More articles by:

David Macaray is a playwright and author. His newest book is How To Win Friends and Avoid Sacred Cows.  He can be reached at dmacaray@gmail.com

April 19, 2018
Ramzy Baroud
Media Cover-up: Shielding Israel is a Matter of Policy
Vijay Prashad
Undermining Brazilian Democracy: the Curious Saga of Lula
Steve Fraser
Class Dismissed: Class Conflict in Red State America
John W. Whitehead
Crimes of a Monster: Your Tax Dollars at Work
Kenn Orphan
Whistling Past the Graveyard
Karl Grossman - TJ Coles
Opening Pandora’s Box: Karl Grossman on Trump and the Weaponization of Space
Colin Todhunter
Behind Theresa May’s ‘Humanitarian Hysterics’: The Ideology of Empire and Conquest
Jesse Jackson
Syrian Strikes is One More step Toward a Lawless Presidency
Michael Welton
Confronting Militarism is Early Twentieth Century Canada: the Woman’s International League for Peace and Freedom
Alycee Lane

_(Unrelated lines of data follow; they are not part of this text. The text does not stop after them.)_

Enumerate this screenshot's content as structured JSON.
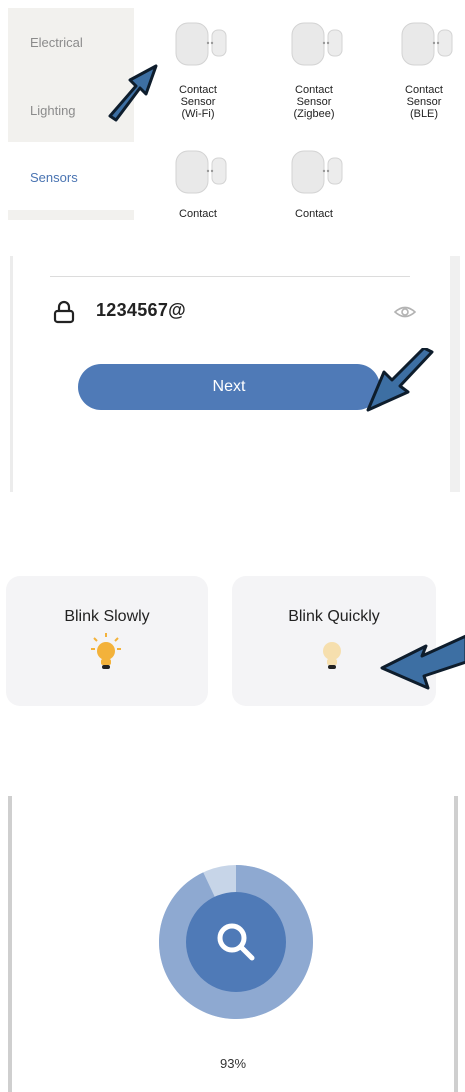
{
  "categories": {
    "items": [
      {
        "label": "Electrical"
      },
      {
        "label": "Lighting"
      },
      {
        "label": "Sensors"
      }
    ],
    "devices": [
      {
        "label": "Contact\nSensor\n(Wi-Fi)"
      },
      {
        "label": "Contact\nSensor\n(Zigbee)"
      },
      {
        "label": "Contact\nSensor\n(BLE)"
      },
      {
        "label": "Contact"
      },
      {
        "label": "Contact"
      }
    ]
  },
  "password": {
    "value": "1234567@",
    "next_label": "Next"
  },
  "blink": {
    "slow_label": "Blink Slowly",
    "quick_label": "Blink Quickly"
  },
  "progress": {
    "percent_text": "93%",
    "value": 0.93
  },
  "colors": {
    "accent_blue": "#4f7ab7",
    "bulb_on": "#f3b23b",
    "bulb_dim": "#f6dfae"
  },
  "icons": [
    "arrow-pointer-icon",
    "lock-icon",
    "eye-icon",
    "bulb-icon",
    "search-icon"
  ]
}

On David S. Buckel and Setting Ourselves on Fire
Jennifer Matsui
Our Overlords Reveal Their Top ‘To Do’s: Are YOU Next On Their Kill List?
George Ochenski

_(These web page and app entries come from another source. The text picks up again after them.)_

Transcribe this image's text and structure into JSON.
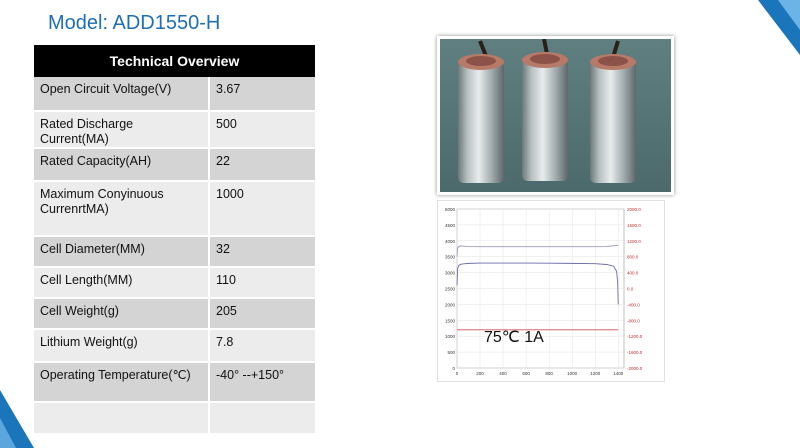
{
  "title": "Model: ADD1550-H",
  "table": {
    "header": "Technical  Overview",
    "rows": [
      {
        "label": "Open Circuit Voltage(V)",
        "value": "3.67"
      },
      {
        "label": "Rated Discharge Current(MA)",
        "value": "500"
      },
      {
        "label": "Rated Capacity(AH)",
        "value": "22"
      },
      {
        "label": "Maximum Conyinuous CurrenrtMA)",
        "value": "1000"
      },
      {
        "label": "Cell Diameter(MM)",
        "value": "32"
      },
      {
        "label": "Cell Length(MM)",
        "value": "110"
      },
      {
        "label": "Cell Weight(g)",
        "value": "205"
      },
      {
        "label": "Lithium Weight(g)",
        "value": "7.8"
      },
      {
        "label": "Operating Temperature(℃)",
        "value": "-40°  --+150°"
      },
      {
        "label": "",
        "value": ""
      }
    ]
  },
  "colors": {
    "title": "#1f6fb5",
    "accent_corner": "#1b75bb",
    "row_dark": "#d4d4d4",
    "row_light": "#ececec",
    "voltage_series": "#9a9ab4",
    "reference_line": "#d05050"
  },
  "chart_data": {
    "type": "line",
    "annotation": "75℃  1A",
    "x_ticks": [
      "0",
      "200",
      "400",
      "600",
      "800",
      "1000",
      "1200",
      "1400"
    ],
    "y_left_ticks": [
      "0",
      "500",
      "1000",
      "1500",
      "2000",
      "2500",
      "3000",
      "3500",
      "4000",
      "4500",
      "5000"
    ],
    "y_right_ticks": [
      "2000.0",
      "1600.0",
      "1200.0",
      "800.0",
      "400.0",
      "0.0",
      "-400.0",
      "-800.0",
      "-1200.0",
      "-1600.0",
      "-2000.0"
    ],
    "xlim": [
      0,
      1450
    ],
    "ylim": [
      0,
      5000
    ],
    "grid": true,
    "series": [
      {
        "x": [
          0,
          5,
          15,
          30,
          60,
          100,
          200,
          400,
          600,
          800,
          1000,
          1200,
          1300,
          1400
        ],
        "values": [
          3500,
          3760,
          3820,
          3840,
          3830,
          3820,
          3815,
          3815,
          3815,
          3815,
          3815,
          3815,
          3820,
          3860
        ]
      },
      {
        "x": [
          0,
          5,
          15,
          30,
          60,
          100,
          200,
          400,
          600,
          800,
          1000,
          1200,
          1300,
          1360,
          1385,
          1395,
          1400
        ],
        "values": [
          2600,
          3120,
          3220,
          3260,
          3275,
          3290,
          3300,
          3300,
          3300,
          3295,
          3290,
          3280,
          3255,
          3200,
          3050,
          2700,
          2000
        ]
      },
      {
        "x": [
          0,
          1400
        ],
        "values": [
          1200,
          1200
        ]
      }
    ]
  }
}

Jive Talkin’: On the Campaign Trail With Montana Republicans
Kary Love
Is It Time for A Nice, “Little” Nuclear War?
April 18, 2018
Alan Nasser
Could Student Loans Lead to Debt Prison? The Handwriting on the Wall
Susan Roberts
Uses for the Poor
Alvaro Huerta
I Am Not Your “Wetback”
Jonah Raskin
Napa County, California: the Clash of Oligarchy & Democracy
Robert Hunziker
America’s Dystopian Future
Geoffrey McDonald
“America First!” as Economic War
Jonathan Cook
Robert Fisk’s Douma Report Rips Away Excuses for Air Strike on Syria
Jeff Berg
WW III This Ain’t
Binoy Kampmark
Macron’s Syria Game
Linn Washington Jr.
Philadelphia’s Top Cop Defends Indefensible Prejudice in Starbucks Arrest Incident
Katie Fite
Chaos in Urban Canyons – Air Force Efforts to Carve a Civilian Population War Game Range across Southern Idaho
Robby Sherwin
Facebook: This Is Where I Leave You
April 17, 2018
Paul Street
Eight Takeaways on Boss Tweet’s Latest Syrian Missile Spasm
Robert Fisk
The Search for the Truth in Douma
Eric Mann
The Historic 1968 Struggle Against Columbia University
Roy Eidelson
The 1%’s Mind Games: Psychology Gone Bad
John Steppling
The Sleep of Civilization
Patrick Cockburn
Syria Bombing Reveals Weakness of Theresa May
Dave Lindorff
No Indication in the US That the Country is at War Again
W. T. Whitney
Colombia and Cuba:  a Tale of Two Countries
Dean Baker
Why Isn’t the Median Wage for Black Workers Rising?
Linn Washington Jr.
Philadelphia’s Top Cop Defends Indefensible Prejudice in Starbucks Arrest Incident
C. L. Cook
Man in the Glass
Kary Love
“The Mob Boss Orders a Hit and a Pardon”
Lawrence Wittner
Which Nations Are the Happiest―and Why
Dr. Hakim
Where on Earth is the Just Economy that Works for All, Including Afghan Children?
April 16, 2018
Dave Lindorff
President Trump’s War Crime is Worse than the One He Accuses Assad of
Ron Jacobs
War is Just F**kin’ Wrong
John Laforge
Nuclear Keeps on Polluting, Long After Shutdown
Norman Solomon
Missile Attack on Syria Is a Salute to “Russiagate” Enthusiasts, Whether They Like It or Not
Uri Avnery
Eyeless in Gaza   
Barbara Nimri Aziz
Iraq Then, Syria Now
FacebookTwitterGoogle+RedditEmail